= Beginning of Section =

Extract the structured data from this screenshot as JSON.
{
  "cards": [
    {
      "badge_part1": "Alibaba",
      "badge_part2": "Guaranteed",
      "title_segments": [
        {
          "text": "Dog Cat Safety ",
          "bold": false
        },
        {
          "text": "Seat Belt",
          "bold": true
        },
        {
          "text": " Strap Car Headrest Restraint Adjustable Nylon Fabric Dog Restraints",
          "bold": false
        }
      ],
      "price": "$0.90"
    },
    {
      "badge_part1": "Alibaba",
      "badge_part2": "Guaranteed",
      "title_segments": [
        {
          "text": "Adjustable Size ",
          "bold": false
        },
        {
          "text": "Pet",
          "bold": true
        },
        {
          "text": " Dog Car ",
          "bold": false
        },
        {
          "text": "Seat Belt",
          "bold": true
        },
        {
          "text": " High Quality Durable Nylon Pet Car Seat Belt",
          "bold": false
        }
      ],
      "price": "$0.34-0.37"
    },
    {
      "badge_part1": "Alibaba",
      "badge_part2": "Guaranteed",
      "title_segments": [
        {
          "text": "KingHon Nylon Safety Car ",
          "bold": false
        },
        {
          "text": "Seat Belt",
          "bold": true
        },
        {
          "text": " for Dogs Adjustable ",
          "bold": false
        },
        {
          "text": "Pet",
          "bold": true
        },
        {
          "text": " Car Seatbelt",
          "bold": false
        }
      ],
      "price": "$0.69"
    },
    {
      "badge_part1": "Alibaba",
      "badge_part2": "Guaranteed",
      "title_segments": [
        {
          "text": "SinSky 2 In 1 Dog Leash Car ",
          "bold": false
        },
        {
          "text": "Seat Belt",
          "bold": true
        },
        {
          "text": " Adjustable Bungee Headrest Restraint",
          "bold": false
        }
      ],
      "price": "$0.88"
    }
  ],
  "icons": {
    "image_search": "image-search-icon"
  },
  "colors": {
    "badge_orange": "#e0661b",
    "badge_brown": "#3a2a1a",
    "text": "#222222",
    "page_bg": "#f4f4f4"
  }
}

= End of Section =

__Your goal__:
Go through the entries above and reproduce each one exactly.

__Reply__:
Extract the structured data from this screenshot as JSON.
{
  "cards": [
    {
      "badge_part1": "Alibaba",
      "badge_part2": "Guaranteed",
      "title_segments": [
        {
          "text": "Dog Cat Safety ",
          "bold": false
        },
        {
          "text": "Seat Belt",
          "bold": true
        },
        {
          "text": " Strap Car Headrest Restraint Adjustable Nylon Fabric Dog Restraints",
          "bold": false
        }
      ],
      "price": "$0.90"
    },
    {
      "badge_part1": "Alibaba",
      "badge_part2": "Guaranteed",
      "title_segments": [
        {
          "text": "Adjustable Size ",
          "bold": false
        },
        {
          "text": "Pet",
          "bold": true
        },
        {
          "text": " Dog Car ",
          "bold": false
        },
        {
          "text": "Seat Belt",
          "bold": true
        },
        {
          "text": " High Quality Durable Nylon Pet Car Seat Belt",
          "bold": false
        }
      ],
      "price": "$0.34-0.37"
    },
    {
      "badge_part1": "Alibaba",
      "badge_part2": "Guaranteed",
      "title_segments": [
        {
          "text": "KingHon Nylon Safety Car ",
          "bold": false
        },
        {
          "text": "Seat Belt",
          "bold": true
        },
        {
          "text": " for Dogs Adjustable ",
          "bold": false
        },
        {
          "text": "Pet",
          "bold": true
        },
        {
          "text": " Car Seatbelt",
          "bold": false
        }
      ],
      "price": "$0.69"
    },
    {
      "badge_part1": "Alibaba",
      "badge_part2": "Guaranteed",
      "title_segments": [
        {
          "text": "SinSky 2 In 1 Dog Leash Car ",
          "bold": false
        },
        {
          "text": "Seat Belt",
          "bold": true
        },
        {
          "text": " Adjustable Bungee Headrest Restraint",
          "bold": false
        }
      ],
      "price": "$0.88"
    }
  ],
  "icons": {
    "image_search": "image-search-icon"
  },
  "colors": {
    "badge_orange": "#e0661b",
    "badge_brown": "#3a2a1a",
    "text": "#222222",
    "page_bg": "#f4f4f4"
  }
}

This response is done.